The first mention of the 27th meridian as a boundary line is in the enabling act for Idaho Territory in 1863; it marked the eastern boundary of Idaho Territory. The 27th meridian was not mentioned in the Organic Act for Dakota Territory because the original Dakota Territory extended beyond and included that line. Then, when the acts designating the states of North and South Dakota were written, they included the Idaho Territory language specifying the 27th meridian as the western boundary of the two new states.
I am unsure just why the 27th meridian was chosen as the boundary between the two Dakotas and Montana and Wyoming. It may have been a number chosen "out of the blue" at the time Idaho Territory was established. The line does not coincide with any particular section or half-section line, or anything else of local or regional significance.
As I noted, the boundary line was not intended to follow the 104th degree of west longitude, but rather it was placed on the 27th meridian west of Washington. The boundary between North Dakota and Montana is supposed to be at 104°03'02.3" (27° + 77°03'02.3"), and it is supposed to be a straight north-south line. However, a study of 7.5 minute topographic maps shows that the North Dakota - Montana boundary is at 104°02'46" at the South Dakota state line and at 104°02'54" at the International Boundary. That is, on the north end the boundary is approximately 533 feet farther west than it is on the south end.
Map of the United States (apart from Alaska and Hawaii), showing the accessions of territory from 1803 to 1853. North Dakota consists of land acquired by the Louisiana Purchase in 1803 and from Great Britain in1818.

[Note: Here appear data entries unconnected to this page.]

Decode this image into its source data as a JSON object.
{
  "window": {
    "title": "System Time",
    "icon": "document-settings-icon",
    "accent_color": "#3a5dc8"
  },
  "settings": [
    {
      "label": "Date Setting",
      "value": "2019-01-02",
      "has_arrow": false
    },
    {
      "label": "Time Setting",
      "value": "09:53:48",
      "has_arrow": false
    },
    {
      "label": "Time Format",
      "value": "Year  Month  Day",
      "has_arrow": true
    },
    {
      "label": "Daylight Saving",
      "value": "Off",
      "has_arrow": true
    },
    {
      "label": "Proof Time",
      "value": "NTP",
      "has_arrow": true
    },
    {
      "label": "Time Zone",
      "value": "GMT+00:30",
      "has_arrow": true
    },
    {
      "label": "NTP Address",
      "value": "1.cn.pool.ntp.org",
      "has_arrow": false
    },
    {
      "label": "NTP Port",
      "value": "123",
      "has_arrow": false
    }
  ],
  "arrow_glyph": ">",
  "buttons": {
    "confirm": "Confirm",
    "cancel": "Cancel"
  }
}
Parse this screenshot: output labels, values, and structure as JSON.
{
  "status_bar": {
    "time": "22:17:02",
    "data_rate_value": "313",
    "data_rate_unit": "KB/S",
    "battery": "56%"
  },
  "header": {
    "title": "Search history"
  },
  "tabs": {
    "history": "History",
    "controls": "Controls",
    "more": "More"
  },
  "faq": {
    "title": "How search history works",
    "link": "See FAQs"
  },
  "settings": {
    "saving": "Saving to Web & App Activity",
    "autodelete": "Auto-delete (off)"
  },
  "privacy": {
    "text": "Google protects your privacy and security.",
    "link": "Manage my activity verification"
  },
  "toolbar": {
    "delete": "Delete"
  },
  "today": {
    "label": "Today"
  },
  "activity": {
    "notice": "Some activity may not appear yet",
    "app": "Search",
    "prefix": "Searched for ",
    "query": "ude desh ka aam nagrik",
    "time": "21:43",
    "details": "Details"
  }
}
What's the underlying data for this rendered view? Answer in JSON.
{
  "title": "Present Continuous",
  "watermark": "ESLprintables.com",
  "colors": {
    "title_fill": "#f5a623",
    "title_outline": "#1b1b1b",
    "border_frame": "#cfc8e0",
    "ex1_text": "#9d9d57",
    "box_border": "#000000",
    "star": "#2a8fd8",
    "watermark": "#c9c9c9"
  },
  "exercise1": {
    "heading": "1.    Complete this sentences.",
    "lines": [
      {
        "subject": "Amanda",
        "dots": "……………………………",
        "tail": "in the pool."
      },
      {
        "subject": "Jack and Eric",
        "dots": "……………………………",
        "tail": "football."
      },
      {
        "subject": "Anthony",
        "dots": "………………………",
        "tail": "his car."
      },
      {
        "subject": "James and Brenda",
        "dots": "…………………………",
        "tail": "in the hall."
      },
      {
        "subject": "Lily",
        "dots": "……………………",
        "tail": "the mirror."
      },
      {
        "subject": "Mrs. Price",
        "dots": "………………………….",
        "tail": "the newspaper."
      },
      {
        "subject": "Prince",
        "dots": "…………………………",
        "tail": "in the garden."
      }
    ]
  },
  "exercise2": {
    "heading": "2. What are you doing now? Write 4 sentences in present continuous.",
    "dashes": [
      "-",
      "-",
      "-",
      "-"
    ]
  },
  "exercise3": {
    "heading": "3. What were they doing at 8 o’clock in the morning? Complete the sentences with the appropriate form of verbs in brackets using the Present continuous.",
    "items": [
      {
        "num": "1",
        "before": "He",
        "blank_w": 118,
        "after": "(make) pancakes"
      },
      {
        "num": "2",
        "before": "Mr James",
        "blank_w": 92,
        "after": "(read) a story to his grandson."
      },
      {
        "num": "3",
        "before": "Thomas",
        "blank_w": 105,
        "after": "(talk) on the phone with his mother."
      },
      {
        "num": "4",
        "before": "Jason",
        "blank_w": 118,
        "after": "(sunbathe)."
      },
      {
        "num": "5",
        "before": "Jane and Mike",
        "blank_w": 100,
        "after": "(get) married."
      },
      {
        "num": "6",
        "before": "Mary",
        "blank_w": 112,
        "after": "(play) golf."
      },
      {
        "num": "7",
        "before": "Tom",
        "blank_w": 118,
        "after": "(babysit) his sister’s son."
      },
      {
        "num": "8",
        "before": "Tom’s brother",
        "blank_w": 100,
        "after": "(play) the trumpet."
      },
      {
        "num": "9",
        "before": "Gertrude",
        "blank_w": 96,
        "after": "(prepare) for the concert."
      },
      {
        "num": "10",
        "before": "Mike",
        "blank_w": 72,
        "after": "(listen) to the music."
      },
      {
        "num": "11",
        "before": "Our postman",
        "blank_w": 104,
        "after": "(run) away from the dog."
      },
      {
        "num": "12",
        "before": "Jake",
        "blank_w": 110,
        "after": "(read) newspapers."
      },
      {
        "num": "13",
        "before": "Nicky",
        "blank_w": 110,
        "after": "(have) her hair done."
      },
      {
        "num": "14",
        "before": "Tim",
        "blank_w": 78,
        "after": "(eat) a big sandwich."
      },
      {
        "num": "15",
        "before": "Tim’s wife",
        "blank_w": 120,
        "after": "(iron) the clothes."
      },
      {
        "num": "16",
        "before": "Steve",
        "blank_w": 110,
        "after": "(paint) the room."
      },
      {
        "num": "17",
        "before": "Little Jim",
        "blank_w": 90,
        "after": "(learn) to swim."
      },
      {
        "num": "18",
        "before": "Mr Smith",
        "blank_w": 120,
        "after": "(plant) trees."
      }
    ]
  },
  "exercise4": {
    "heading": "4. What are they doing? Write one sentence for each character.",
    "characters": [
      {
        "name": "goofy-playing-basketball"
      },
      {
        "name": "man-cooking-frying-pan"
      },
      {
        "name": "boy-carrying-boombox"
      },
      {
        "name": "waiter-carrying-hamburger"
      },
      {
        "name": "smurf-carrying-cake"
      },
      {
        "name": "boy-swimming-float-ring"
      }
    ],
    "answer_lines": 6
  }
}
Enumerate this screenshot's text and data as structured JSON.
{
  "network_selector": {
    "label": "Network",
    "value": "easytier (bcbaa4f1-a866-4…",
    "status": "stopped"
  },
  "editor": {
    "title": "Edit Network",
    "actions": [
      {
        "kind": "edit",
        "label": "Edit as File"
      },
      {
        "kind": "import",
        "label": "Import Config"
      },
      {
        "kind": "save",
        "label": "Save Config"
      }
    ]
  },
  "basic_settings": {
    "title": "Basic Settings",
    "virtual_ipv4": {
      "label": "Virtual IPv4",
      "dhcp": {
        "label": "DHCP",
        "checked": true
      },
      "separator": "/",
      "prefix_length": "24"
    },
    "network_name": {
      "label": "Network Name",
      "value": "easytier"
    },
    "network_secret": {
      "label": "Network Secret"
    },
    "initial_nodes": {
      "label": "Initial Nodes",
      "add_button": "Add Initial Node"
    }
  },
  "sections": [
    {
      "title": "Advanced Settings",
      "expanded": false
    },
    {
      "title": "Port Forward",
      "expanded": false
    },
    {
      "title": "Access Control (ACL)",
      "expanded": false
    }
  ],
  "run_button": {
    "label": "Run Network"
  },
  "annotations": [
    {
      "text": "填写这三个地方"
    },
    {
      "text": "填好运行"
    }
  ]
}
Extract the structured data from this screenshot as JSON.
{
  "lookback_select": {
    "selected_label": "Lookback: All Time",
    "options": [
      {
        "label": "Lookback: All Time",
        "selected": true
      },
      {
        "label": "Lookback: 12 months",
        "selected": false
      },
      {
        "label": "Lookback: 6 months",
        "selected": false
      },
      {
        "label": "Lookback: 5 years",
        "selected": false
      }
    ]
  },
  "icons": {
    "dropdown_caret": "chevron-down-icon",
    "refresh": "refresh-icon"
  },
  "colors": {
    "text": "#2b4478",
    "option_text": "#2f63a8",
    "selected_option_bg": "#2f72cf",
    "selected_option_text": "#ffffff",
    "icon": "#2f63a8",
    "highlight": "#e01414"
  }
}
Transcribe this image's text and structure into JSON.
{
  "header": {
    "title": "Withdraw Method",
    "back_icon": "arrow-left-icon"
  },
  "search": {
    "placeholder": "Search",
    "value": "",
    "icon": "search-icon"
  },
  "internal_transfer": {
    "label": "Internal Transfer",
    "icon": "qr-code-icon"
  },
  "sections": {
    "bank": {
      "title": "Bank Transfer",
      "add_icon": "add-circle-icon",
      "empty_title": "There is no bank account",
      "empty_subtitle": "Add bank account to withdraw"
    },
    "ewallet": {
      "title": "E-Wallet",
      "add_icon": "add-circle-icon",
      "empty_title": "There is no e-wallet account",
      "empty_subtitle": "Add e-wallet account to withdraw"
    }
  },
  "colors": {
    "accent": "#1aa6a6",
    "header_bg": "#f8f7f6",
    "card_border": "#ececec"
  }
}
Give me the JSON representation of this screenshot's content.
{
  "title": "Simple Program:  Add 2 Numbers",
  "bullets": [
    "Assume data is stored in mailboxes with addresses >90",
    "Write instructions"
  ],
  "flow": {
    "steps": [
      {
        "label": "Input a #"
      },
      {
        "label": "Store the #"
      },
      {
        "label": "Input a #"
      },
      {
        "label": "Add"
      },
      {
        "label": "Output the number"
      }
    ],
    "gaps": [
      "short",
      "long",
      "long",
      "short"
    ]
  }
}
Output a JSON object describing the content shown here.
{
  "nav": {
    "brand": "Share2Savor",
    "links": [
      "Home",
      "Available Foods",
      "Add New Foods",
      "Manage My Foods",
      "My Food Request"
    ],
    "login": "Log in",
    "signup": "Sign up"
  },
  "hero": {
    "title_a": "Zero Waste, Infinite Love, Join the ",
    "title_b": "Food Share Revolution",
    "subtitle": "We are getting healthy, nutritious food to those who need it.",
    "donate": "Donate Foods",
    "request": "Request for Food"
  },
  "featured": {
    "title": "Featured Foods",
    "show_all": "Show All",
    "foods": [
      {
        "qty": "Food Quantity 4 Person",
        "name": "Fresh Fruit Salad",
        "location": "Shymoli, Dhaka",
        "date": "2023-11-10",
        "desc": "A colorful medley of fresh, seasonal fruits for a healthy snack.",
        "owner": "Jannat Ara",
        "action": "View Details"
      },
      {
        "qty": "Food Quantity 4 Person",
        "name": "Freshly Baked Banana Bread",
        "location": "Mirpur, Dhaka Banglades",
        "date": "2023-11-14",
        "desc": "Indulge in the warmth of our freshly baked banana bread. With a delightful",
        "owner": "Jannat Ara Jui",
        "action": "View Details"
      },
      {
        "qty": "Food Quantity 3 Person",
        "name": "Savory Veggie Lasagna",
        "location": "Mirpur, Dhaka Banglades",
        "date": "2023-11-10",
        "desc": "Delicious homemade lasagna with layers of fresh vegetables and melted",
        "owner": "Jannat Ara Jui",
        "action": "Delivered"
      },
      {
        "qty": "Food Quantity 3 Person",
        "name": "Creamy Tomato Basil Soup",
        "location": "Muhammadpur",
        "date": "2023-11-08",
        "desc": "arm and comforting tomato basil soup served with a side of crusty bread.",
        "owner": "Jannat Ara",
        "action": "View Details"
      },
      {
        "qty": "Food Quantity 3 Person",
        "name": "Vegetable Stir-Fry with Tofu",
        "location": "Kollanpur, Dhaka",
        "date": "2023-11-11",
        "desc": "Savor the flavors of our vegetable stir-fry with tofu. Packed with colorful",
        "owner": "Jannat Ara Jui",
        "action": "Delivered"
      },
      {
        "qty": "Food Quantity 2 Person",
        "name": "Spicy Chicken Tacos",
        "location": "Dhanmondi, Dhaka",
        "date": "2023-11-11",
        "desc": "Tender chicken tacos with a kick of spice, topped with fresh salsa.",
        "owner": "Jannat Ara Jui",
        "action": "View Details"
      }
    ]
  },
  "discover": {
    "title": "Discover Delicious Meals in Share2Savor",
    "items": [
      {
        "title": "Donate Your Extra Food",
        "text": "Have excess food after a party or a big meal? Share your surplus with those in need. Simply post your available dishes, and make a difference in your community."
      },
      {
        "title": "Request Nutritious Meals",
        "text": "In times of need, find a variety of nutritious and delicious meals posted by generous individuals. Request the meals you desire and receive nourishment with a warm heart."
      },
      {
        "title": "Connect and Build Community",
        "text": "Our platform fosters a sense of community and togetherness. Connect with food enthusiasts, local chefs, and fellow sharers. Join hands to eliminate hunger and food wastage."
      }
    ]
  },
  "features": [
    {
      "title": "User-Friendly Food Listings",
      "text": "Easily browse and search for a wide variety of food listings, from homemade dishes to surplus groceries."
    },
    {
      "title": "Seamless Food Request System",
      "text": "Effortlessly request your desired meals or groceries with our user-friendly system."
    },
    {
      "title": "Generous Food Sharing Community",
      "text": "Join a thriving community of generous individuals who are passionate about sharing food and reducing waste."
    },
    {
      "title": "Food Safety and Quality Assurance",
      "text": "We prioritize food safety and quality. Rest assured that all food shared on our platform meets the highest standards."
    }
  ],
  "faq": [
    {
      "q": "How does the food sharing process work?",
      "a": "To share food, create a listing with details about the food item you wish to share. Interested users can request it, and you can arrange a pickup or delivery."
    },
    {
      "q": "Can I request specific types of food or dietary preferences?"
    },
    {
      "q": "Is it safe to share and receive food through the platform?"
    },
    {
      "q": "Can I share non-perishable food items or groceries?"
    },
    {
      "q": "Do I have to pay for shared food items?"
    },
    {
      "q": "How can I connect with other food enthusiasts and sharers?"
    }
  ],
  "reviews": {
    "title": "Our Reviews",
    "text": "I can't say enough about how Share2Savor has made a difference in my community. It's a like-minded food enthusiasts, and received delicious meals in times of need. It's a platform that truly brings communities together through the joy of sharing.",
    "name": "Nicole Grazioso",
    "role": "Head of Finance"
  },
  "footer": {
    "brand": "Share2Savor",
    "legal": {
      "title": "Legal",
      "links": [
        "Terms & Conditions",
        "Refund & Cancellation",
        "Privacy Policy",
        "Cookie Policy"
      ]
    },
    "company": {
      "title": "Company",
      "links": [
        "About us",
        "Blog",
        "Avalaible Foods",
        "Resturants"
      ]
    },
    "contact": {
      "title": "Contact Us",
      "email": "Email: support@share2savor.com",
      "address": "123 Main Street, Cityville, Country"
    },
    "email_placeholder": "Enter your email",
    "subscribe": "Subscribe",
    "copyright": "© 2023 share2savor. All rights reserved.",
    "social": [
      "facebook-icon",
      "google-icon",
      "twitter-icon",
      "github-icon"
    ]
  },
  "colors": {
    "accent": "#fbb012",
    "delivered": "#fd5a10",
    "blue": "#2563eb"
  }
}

Iseminger, G. L., 1988. The quartzite border: surveying and marking the North Dakota-South Dakota boundary 1891 - 1892: The Center for Western Studies, Augustana College, Sioux Falls, South Dakota, 122 p.
Kastelle, Russell E., (no date). Meridians, base lines, parallels, townships, ranges and sections in North Dakota; unpublished manuscript.
Kane, L. M., Holmquist, J. D., and Gilman, Carolyn, 1978. The northern expeditions of Stephen H. Long - the journals of 1817 and 1823 and related documents: Minnesota Historical Society Press, pp 1 - 46.
Mercer, David L., 2002. Personal communication and photo.
Organic Act of Dakota Territory, March 2, 1861, reprinted from the South Dakota Historical Review, vol. 1, no. 2, January 1936.
Robinson, E. B., 1966. History of North Dakota: University of Nebraska Press, 610 p.
Van Zandt, F. K., 1976. Boundaries of the United States and the several states: United States Geological Survey Professional Paper 909, 191 p.
White, James, 1914. Boundary disputes and treaties: Toronto, 958 p.
Copyright © 2002 North Dakota Geological Survey
Last modified: 20-Jul-2007